6. The result is that the Rule is made absolute. The lac. and the net sale-proceeds of the lac. already sold (after deduction of incidental charges) will forthwith be placed in the custody of the Subordinate Judge of Malda, who will take steps, as early as practicable, to have the lac sold. The entire sale-proceeds will constitute one fund which will remain in the custody of the Court of the Subordinate Judge The first party will be at liberty to institute a suit in the Court of the Subordinate Judge of Malda for declaration of their right to the lac and for accidental reliefs. If such a suit is instituted on or before the 1st December 1920, the fund will continue to be held by the Subordinate Judge to await the result of the suit. If, on the other hand, the suit is not instituted by the first party on or before the 1st December 1920, the Subordinate Judge will distribute the fund amongst the tenants on the basis of the record prepared by the Police Authorities as to the number of trees on the hiding of each tenant from which the lac was taken. The distribution will be made rateably, in proportion to the number of trees on each holding; but this will not affect the right of the tenants interest to have the question of apportionment amongst themselves decided by a Civil Court.

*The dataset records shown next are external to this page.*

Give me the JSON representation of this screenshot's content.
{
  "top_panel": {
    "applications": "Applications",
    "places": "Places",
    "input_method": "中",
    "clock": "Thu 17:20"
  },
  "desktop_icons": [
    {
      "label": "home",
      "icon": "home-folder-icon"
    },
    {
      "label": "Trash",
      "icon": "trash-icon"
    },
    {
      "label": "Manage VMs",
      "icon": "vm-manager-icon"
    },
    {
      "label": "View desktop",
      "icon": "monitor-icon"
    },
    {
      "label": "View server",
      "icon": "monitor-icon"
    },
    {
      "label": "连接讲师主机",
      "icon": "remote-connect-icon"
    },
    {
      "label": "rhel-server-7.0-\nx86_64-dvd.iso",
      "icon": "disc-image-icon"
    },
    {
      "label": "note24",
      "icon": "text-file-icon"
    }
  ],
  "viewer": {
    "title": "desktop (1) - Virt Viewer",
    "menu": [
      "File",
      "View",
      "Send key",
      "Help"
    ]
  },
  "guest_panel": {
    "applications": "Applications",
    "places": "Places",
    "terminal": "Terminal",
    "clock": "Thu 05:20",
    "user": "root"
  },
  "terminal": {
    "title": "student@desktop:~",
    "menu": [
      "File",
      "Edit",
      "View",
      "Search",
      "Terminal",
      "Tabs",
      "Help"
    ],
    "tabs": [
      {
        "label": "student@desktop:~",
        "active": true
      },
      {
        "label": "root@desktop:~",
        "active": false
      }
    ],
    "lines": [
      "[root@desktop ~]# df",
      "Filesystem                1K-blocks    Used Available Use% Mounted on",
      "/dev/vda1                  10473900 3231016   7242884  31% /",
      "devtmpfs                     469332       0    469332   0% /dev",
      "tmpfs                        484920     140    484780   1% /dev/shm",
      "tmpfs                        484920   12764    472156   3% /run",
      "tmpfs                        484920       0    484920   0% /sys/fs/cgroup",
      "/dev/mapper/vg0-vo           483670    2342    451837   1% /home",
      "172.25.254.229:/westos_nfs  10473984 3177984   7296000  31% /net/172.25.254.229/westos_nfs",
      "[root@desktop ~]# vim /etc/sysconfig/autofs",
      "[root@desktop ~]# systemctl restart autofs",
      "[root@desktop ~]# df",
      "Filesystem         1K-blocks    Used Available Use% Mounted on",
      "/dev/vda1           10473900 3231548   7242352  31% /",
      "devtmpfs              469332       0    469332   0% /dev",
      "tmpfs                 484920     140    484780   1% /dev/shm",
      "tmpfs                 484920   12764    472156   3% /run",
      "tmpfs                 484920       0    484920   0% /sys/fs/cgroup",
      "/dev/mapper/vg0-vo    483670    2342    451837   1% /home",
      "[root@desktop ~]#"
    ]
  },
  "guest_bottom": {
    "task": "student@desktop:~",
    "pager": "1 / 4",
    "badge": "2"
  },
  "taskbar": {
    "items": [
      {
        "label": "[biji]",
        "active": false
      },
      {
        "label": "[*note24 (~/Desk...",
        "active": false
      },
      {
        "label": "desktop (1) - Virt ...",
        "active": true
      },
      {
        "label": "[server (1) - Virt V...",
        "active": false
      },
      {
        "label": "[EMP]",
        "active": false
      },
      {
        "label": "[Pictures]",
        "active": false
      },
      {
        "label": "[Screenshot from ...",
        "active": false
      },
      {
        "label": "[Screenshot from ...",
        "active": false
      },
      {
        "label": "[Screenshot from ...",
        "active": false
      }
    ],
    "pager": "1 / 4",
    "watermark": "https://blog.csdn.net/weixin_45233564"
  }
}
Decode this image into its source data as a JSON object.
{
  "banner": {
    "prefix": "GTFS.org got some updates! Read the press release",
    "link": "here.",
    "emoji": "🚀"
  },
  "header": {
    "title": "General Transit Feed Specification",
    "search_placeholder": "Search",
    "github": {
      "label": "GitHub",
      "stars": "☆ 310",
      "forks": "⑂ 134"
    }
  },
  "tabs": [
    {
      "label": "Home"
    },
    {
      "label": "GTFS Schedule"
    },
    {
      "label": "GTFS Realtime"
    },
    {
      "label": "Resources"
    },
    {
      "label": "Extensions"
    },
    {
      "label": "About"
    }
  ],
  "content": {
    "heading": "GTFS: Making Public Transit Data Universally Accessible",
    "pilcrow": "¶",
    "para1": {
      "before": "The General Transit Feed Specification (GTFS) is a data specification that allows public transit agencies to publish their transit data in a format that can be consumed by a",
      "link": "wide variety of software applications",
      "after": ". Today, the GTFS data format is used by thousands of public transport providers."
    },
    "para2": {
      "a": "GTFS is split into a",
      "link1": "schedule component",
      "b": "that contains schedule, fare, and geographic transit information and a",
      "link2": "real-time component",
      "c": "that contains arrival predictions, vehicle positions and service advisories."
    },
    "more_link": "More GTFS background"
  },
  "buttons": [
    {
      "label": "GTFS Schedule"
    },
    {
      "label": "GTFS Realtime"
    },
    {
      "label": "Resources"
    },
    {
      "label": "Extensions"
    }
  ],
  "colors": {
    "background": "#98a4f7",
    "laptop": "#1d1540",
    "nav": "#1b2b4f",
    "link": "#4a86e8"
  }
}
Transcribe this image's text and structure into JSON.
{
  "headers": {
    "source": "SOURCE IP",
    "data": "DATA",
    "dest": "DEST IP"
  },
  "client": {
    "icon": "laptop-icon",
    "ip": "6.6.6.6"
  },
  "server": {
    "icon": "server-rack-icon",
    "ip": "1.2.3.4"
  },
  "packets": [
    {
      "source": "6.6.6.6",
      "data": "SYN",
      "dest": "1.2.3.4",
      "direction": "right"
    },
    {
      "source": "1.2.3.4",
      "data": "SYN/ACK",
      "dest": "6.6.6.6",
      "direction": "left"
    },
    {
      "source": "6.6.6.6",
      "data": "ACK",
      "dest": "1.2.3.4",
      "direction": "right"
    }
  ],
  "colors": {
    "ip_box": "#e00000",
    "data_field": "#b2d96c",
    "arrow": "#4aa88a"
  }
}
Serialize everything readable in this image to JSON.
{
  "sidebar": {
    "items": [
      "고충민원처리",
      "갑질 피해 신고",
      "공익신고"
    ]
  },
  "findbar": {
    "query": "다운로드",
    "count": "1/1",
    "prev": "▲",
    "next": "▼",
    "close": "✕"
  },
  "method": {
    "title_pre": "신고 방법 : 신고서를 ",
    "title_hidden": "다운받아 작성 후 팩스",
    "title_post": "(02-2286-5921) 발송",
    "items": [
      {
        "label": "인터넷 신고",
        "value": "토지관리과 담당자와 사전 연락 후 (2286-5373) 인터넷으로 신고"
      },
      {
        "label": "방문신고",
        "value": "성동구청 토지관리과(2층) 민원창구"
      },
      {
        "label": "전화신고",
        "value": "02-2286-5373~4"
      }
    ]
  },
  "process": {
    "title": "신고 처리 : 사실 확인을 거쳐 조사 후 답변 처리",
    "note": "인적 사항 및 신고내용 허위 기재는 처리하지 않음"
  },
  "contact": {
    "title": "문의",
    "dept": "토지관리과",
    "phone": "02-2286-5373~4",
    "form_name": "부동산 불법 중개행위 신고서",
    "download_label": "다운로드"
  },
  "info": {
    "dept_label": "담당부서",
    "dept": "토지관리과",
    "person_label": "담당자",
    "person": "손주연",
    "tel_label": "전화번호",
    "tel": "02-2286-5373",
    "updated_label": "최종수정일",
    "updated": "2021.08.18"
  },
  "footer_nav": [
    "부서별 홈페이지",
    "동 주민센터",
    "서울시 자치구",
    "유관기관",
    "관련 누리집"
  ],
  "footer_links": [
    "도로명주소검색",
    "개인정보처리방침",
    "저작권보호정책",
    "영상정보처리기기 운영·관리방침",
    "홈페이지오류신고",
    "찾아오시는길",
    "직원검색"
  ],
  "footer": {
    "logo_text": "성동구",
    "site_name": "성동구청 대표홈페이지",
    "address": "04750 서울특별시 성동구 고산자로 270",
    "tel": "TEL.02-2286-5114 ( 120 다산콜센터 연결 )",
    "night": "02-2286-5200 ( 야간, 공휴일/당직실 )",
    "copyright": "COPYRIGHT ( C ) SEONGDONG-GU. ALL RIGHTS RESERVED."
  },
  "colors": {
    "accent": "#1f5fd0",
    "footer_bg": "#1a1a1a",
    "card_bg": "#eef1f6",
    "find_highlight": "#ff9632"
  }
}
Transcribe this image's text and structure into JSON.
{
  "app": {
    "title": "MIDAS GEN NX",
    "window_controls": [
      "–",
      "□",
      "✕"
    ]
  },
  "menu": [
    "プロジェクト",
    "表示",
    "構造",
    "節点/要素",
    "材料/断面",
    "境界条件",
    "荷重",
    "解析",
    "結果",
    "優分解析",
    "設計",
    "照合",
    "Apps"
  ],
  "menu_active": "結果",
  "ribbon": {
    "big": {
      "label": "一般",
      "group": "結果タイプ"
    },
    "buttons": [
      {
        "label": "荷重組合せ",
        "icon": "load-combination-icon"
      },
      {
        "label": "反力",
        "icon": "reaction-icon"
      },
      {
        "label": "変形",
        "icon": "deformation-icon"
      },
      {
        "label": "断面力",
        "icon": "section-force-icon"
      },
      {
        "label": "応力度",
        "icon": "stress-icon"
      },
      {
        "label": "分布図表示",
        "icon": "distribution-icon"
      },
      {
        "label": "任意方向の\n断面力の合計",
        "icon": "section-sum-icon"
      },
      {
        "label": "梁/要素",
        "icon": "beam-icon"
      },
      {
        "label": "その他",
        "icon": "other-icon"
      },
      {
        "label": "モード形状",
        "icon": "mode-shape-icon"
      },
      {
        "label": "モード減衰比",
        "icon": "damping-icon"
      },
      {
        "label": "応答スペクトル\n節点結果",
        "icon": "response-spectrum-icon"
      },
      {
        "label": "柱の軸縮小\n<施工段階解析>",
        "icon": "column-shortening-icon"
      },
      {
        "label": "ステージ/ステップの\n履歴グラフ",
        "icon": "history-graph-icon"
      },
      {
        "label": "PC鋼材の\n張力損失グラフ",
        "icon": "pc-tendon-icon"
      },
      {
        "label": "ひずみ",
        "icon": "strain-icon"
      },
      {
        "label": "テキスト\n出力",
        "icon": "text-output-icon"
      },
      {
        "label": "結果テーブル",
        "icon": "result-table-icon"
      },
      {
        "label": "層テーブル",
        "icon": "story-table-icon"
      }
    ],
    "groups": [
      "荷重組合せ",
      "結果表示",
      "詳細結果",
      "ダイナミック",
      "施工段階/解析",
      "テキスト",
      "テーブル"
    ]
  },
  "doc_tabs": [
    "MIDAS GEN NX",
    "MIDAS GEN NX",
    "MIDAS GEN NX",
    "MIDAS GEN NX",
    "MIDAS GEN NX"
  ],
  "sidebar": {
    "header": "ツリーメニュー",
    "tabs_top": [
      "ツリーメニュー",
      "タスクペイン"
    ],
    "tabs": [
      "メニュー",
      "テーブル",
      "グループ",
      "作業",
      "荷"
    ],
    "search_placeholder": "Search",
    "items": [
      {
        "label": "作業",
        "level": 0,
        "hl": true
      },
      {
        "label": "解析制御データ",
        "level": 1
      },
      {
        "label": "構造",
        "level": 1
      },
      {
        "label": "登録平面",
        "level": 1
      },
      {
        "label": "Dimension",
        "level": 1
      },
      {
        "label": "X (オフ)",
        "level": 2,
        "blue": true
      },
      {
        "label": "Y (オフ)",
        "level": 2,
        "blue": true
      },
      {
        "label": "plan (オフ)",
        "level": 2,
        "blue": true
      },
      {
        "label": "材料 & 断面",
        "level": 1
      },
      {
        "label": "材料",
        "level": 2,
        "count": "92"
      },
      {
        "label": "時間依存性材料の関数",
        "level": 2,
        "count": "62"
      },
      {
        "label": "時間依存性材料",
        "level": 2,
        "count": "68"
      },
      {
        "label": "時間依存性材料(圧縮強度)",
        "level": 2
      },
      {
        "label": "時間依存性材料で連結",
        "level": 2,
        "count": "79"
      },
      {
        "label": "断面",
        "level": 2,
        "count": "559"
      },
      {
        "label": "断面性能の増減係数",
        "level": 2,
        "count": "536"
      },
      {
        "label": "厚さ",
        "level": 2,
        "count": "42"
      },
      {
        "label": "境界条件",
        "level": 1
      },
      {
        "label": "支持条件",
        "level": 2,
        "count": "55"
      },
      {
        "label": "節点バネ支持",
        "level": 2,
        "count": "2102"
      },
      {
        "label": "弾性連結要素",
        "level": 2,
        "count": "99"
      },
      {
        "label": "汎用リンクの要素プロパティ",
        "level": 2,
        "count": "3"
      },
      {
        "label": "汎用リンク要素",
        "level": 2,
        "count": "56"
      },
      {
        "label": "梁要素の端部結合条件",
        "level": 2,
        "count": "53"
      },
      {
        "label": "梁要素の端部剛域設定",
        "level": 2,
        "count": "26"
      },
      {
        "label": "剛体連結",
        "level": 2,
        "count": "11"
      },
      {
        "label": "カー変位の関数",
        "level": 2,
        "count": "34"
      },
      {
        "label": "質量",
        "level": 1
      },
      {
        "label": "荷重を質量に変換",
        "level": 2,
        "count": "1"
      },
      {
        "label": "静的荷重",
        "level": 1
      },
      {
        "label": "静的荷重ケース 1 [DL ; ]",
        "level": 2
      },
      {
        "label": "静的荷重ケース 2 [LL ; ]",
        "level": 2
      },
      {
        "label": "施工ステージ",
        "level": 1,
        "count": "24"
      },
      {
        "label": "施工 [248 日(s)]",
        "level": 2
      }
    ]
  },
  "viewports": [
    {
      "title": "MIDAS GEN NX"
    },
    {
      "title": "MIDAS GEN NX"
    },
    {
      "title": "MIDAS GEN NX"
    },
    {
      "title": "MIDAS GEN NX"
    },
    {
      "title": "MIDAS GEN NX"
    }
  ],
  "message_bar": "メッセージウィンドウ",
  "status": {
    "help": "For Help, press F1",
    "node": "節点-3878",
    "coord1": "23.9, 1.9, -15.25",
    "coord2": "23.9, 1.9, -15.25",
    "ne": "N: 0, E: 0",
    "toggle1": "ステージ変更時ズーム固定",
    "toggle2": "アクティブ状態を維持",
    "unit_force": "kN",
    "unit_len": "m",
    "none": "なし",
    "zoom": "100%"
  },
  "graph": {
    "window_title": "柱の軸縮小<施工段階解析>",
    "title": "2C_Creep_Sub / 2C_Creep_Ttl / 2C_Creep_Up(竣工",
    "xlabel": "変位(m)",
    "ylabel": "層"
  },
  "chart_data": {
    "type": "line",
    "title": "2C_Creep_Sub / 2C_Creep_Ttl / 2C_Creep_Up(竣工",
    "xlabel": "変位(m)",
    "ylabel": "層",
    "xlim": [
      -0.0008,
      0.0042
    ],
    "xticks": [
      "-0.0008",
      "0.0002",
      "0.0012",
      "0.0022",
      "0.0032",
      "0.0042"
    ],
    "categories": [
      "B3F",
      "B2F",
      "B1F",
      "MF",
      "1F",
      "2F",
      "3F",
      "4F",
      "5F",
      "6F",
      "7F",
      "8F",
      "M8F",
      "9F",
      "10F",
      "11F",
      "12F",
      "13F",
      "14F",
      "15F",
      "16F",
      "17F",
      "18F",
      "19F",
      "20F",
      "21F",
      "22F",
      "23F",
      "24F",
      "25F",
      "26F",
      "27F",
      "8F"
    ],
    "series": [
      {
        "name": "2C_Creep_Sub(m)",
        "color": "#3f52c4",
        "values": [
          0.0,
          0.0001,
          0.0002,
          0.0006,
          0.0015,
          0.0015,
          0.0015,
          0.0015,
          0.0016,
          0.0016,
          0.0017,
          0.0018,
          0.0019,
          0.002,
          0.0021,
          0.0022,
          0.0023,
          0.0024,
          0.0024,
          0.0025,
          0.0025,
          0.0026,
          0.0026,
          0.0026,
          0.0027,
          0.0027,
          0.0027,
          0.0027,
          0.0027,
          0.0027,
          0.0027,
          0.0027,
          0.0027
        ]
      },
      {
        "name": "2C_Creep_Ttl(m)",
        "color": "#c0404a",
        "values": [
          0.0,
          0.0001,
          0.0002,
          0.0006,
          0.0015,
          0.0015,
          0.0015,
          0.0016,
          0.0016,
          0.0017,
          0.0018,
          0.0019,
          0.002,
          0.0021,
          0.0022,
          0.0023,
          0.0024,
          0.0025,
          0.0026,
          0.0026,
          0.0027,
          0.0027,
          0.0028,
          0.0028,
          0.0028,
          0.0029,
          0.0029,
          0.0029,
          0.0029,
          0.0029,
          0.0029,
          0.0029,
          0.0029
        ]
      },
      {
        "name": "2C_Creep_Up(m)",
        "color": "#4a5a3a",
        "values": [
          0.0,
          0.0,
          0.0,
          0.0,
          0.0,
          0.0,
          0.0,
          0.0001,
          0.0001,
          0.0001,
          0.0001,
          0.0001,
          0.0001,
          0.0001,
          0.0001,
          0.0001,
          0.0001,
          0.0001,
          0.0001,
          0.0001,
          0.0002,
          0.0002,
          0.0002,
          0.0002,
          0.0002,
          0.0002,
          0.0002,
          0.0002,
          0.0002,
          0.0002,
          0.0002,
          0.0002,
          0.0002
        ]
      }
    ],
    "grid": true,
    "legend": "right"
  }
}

Ernest Fletcher, J.
7. I agree.
N.R. Chatterjea, J.
10. I agree.